    Booleans are stored in the integervalue as well but have a separate datatype as well.

    The reason for this separate datatype for us is, to show an appropriate control in the UI. For a boolean an tickbox as an example.

     

    For us this works just fine.

     

    Tuesday, April 1, 2008 6:53 PM
  • I'd recommend NOT going the row per value route. In this day an age it is pretty simply to create actual physical tables based on your meta data. Row per field/value/column (whatever you call it) is fine for low loads but becomes a self-joining nightmare after a while.

     

    Wednesday, April 2, 2008 7:06 AM
  • Touching the database may be simple for developers but not for users. Even for developers in a dev, test, prod environment touching the database takes time.

     

    If the requirement is that the end users must be able to add new fields then in my opinion the row per value route is an acceptable way to do it. But is it the best way to do it? Is there another way to do it with out hard coding and compiling a new version of the application?

     

    Wednesday, April 2, 2008 12:49 PM
  •  

    It is easy for users cause your code should create the physical tables for them. Think of your code as a friendly version of SQL Workbench\Enterprise Manager. Row per column is bad news, been there bought the t-shirt, etc, etc. If you want a clue just think about what is in SQL Server itself. Take a look at syscolumns and see how it has meta data for the columns and yet creates physical tables. It's really not that difficult to do, and the majority of the ORMs out there will thrive off the physical representation so the rest of your code could be easier to write too.

     

     

     

     

    Wednesday, April 2, 2008 12:55 PM
  • I am not convinced that LINQ would work well with dynamically created fields in the database. The code has to be recompiled with changes in the physical representation. If the database changes the data classes have to be updated.

    Wednesday, April 2, 2008 1:39 PM
  •  

    True you do have to compile some aspect of your DAL when the schema changes, but again this isn't difficult. If it were COM then I wouldn't (and didn't) go that route but with .net compiling code is pretty easy...not withstanding some issues I've had getting debug info from them.

     

    Wednesday, April 2, 2008 1:45 PM
  •  pkr2000 wrote:

    True you do have to compile some aspect of your DAL when the schema changes,

     

    To compile the application is no option in our case. The user has to be able to define additional fields at runtime and don't want to restart the application. Of course there are ways around that as well, but they are certainly more difficult then the row per column approch.

    As I said, it works perfectly for us. Since more then two years now. I would design it exacly the same way again. It has not become a nightmare . The advantage is, that I also can store some metadate for every custom field and that I have separated the custom fields from the application fields completely.

    The disadvante is the querying with sql becomes harder but this is not a major point for us.

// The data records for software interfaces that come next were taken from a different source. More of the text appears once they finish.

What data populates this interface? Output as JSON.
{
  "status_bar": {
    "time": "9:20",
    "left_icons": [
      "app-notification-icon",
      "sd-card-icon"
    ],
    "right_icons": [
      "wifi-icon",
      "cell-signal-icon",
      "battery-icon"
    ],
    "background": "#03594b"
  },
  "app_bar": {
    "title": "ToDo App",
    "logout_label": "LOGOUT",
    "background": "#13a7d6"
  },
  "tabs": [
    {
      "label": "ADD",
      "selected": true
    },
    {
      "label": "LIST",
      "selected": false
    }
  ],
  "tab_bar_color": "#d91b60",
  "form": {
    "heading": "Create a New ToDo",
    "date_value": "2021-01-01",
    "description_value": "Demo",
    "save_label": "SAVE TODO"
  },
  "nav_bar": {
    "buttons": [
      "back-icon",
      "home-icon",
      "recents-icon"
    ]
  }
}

    The performance is actually better then you might think. At least that I have thought before I have tried the solution.

     

    regards

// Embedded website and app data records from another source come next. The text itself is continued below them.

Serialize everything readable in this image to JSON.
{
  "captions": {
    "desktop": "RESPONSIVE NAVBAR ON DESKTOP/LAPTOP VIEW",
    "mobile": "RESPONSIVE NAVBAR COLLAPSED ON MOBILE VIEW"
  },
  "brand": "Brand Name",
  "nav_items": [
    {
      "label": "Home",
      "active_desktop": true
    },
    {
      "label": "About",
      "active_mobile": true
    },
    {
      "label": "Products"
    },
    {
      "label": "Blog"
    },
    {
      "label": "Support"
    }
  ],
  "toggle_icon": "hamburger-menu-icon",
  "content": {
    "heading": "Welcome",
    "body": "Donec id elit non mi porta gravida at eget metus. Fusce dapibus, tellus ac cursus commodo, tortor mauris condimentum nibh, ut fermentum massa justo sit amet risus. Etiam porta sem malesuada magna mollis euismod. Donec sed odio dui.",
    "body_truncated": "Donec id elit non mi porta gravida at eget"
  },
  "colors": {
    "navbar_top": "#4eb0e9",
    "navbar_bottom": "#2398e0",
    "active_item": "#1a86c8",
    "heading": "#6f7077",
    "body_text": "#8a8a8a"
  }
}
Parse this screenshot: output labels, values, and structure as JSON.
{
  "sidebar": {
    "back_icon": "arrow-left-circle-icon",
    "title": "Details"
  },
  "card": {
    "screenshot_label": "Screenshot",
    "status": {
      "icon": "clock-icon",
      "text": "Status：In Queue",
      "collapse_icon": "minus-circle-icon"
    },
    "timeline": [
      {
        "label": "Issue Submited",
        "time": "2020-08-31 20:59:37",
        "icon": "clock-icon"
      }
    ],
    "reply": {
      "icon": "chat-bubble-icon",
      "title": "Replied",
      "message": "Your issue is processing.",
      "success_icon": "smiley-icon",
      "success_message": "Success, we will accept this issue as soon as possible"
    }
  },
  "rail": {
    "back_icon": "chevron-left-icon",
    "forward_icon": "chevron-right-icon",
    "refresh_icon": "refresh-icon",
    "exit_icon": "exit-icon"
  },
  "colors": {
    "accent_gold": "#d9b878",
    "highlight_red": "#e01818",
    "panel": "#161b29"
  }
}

    Paul

    Wednesday, April 2, 2008 8:38 PM
  • Horses for courses whichever design fits the purpose better.

    Wednesday, April 2, 2008 9:37 PM